2019 is a bumper year for local elections in the Eastern region with all local authorities having full or partial council elections. Excitingly this year will also see the new local authorities of East and West Suffolk holding their first elections. East Suffolk has been formed by the merger of Waveney and Suffolk Coastal, with West Suffolk comprising St. Edmundsbury and Forest Heath; as both authorities have seen an overall reduction in the number of council wards there have been, and will continue to be backroom horse trading to determine who gets to run in each ward.
2018 saw the strange and rapid death of UKIP England and it is not unexpected that the same will occur this year. Following the referendum of 2016 UKIP has seen its East coast strongholds crumble into the sea. Consistent with the national picture the vote has been split between Conservative and Labour. Last year’s local elections also saw the splintering of existing UKIP groups into more locally focussed movements, we saw this most dramatically in Thurrock where the entire UKIP group reformed as the Thurrock Independents to limited success.
In terms of areas to watch, Colchester could see the end of the rainbow (coalition) and the return to single party rule if the Conservatives are able to edge ahead of Labour, Lib-Dems and the Independents on the council. Uttlesford will see its first local election since 2015 when the ruling Conservative group lost 26% of its seats to the anti-development Residents for Uttlesford (R4U), the big shock of last year was the Blue to Yellow transition of South Cambs; we could see a similar shift in Uttlesford.
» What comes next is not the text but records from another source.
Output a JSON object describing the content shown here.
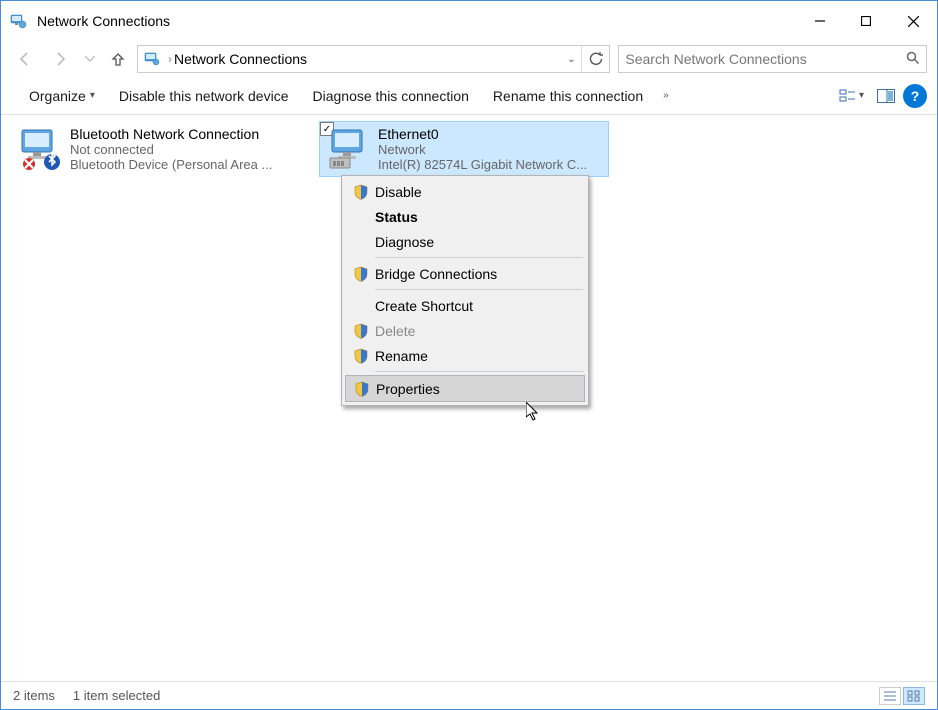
{
  "window": {
    "title": "Network Connections"
  },
  "addressbar": {
    "path": "Network Connections"
  },
  "search": {
    "placeholder": "Search Network Connections"
  },
  "toolbar": {
    "organize": "Organize",
    "disable_device": "Disable this network device",
    "diagnose": "Diagnose this connection",
    "rename": "Rename this connection"
  },
  "items": [
    {
      "name": "Bluetooth Network Connection",
      "status": "Not connected",
      "device": "Bluetooth Device (Personal Area ...",
      "selected": false,
      "error": true,
      "badge": "bluetooth"
    },
    {
      "name": "Ethernet0",
      "status": "Network",
      "device": "Intel(R) 82574L Gigabit Network C...",
      "selected": true,
      "error": false
    }
  ],
  "context_menu": {
    "items": [
      {
        "label": "Disable",
        "shield": true
      },
      {
        "label": "Status",
        "bold": true
      },
      {
        "label": "Diagnose"
      },
      {
        "separator": true
      },
      {
        "label": "Bridge Connections",
        "shield": true
      },
      {
        "separator": true
      },
      {
        "label": "Create Shortcut"
      },
      {
        "label": "Delete",
        "shield": true,
        "disabled": true
      },
      {
        "label": "Rename",
        "shield": true
      },
      {
        "separator": true
      },
      {
        "label": "Properties",
        "shield": true,
        "hover": true
      }
    ]
  },
  "statusbar": {
    "count": "2 items",
    "selected": "1 item selected"
  }
}
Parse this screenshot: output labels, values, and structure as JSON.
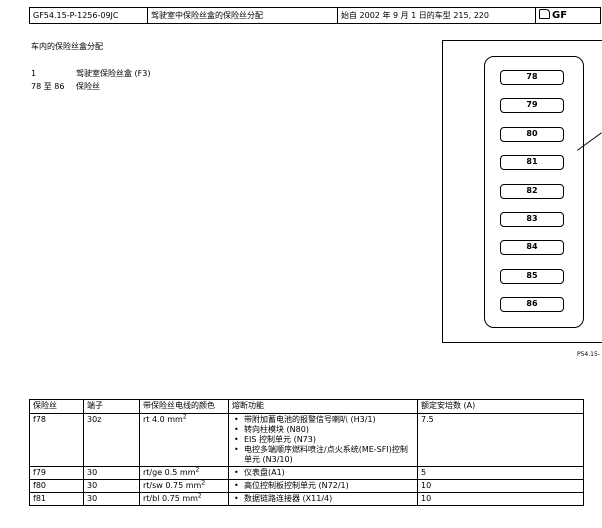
{
  "header": {
    "doc_id": "GF54.15-P-1256-09JC",
    "doc_title": "驾驶室中保险丝盒的保险丝分配",
    "doc_scope": "始自 2002 年 9 月 1 日的车型 215, 220",
    "doc_badge": "GF"
  },
  "section_title": "车内的保险丝盒分配",
  "legend": [
    {
      "num": "1",
      "text": "驾驶室保险丝盒 (F3)"
    },
    {
      "num": "78 至 86",
      "text": "保险丝"
    }
  ],
  "figure": {
    "fuses": [
      "78",
      "79",
      "80",
      "81",
      "82",
      "83",
      "84",
      "85",
      "86"
    ],
    "figure_id": "P54.15-"
  },
  "table": {
    "headers": [
      "保险丝",
      "端子",
      "带保险丝电线的颜色",
      "熔断功能",
      "额定安培数 (A)"
    ],
    "rows": [
      {
        "fuse": "f78",
        "terminal": "30z",
        "wire": "rt 4.0 mm",
        "wire_sup": "2",
        "functions": [
          "带附加蓄电池的报警信号喇叭 (H3/1)",
          "转向柱模块 (N80)",
          "EIS 控制单元 (N73)",
          "电控多端顺序燃料喷注/点火系统(ME-SFI)控制单元 (N3/10)"
        ],
        "amps": "7.5"
      },
      {
        "fuse": "f79",
        "terminal": "30",
        "wire": "rt/ge 0.5 mm",
        "wire_sup": "2",
        "functions": [
          "仪表盘(A1)"
        ],
        "amps": "5"
      },
      {
        "fuse": "f80",
        "terminal": "30",
        "wire": "rt/sw 0.75 mm",
        "wire_sup": "2",
        "functions": [
          "高位控制板控制单元 (N72/1)"
        ],
        "amps": "10"
      },
      {
        "fuse": "f81",
        "terminal": "30",
        "wire": "rt/bl 0.75 mm",
        "wire_sup": "2",
        "functions": [
          "数据链路连接器 (X11/4)"
        ],
        "amps": "10"
      }
    ]
  }
}
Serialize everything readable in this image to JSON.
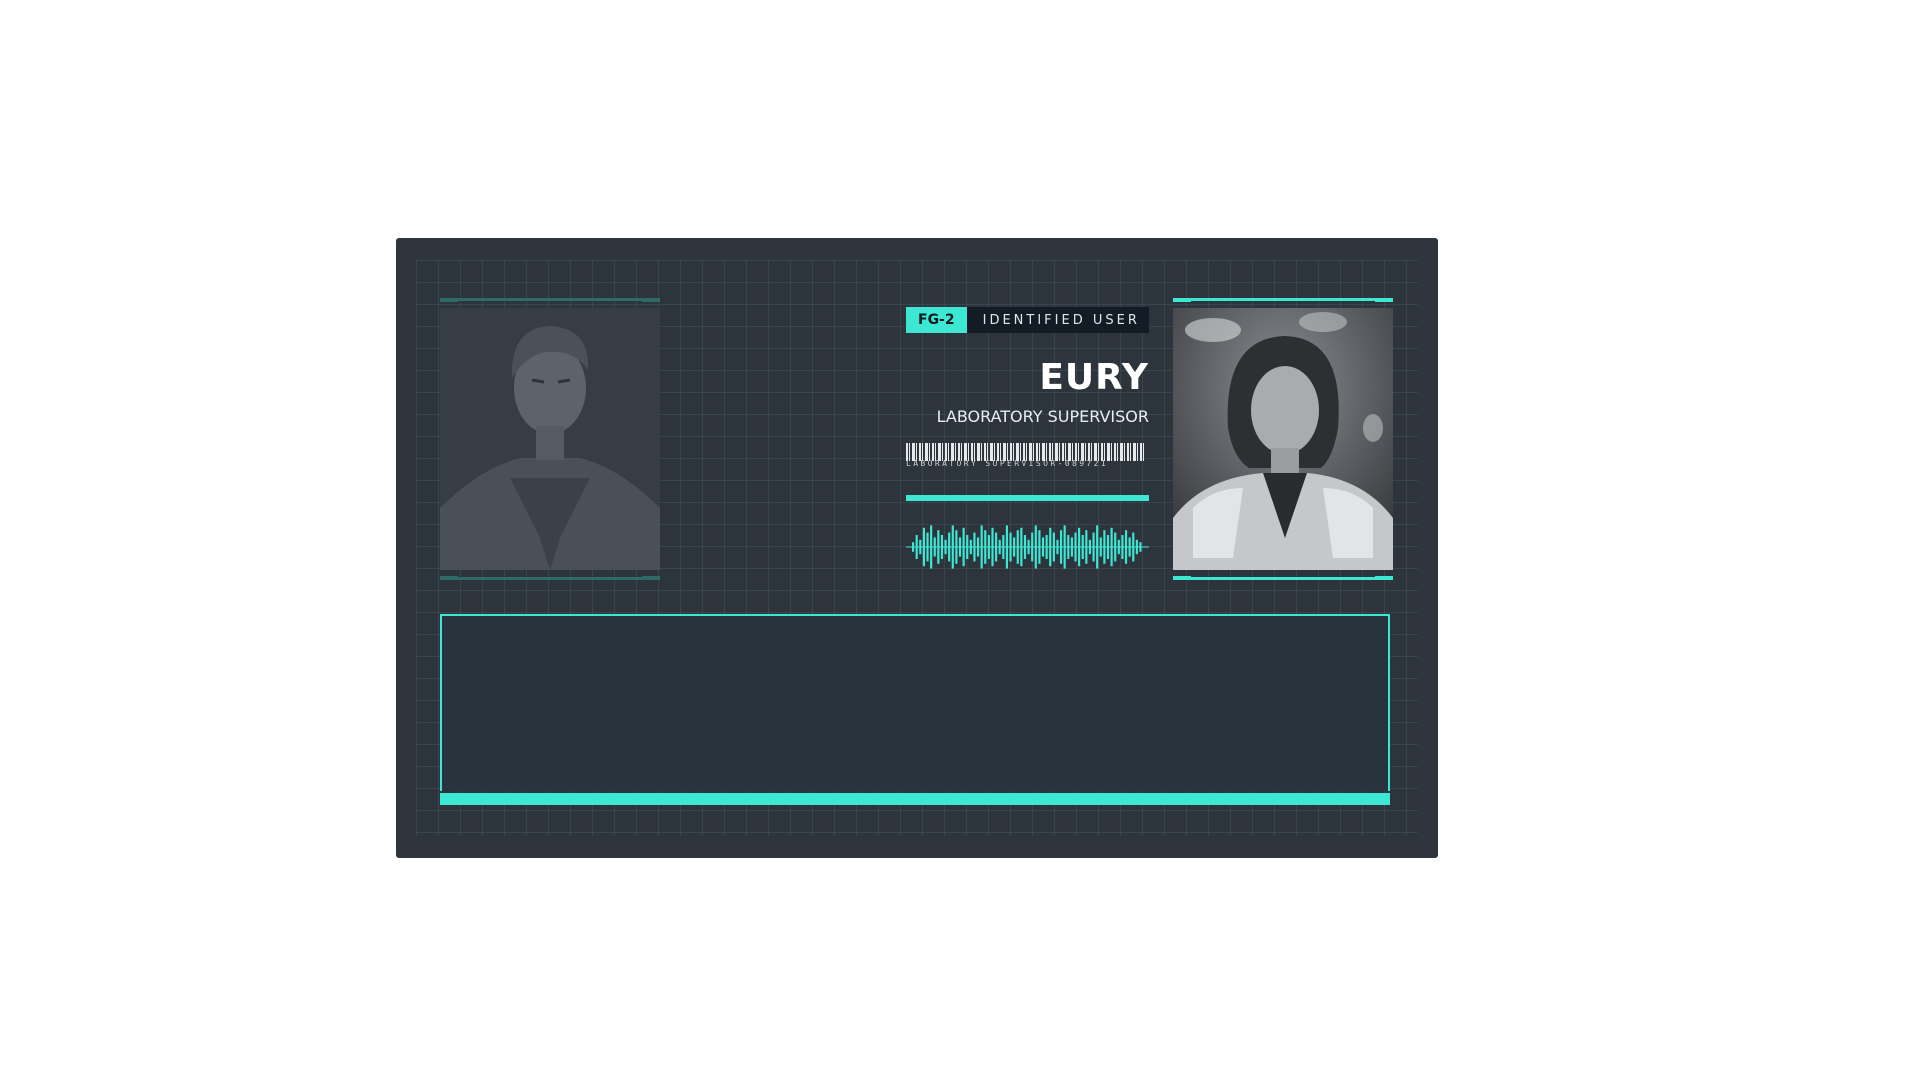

Conservatives in Thurrock in 2018 did not have the night they were hoping for and failed to take overall control of the council, 2019 could be their year to do so. Norwich, once the eastern bastion of the Green movement has seen its Green Party group whittled away to a rump, 2019 looks set to be the year that Labour turn the whole city red.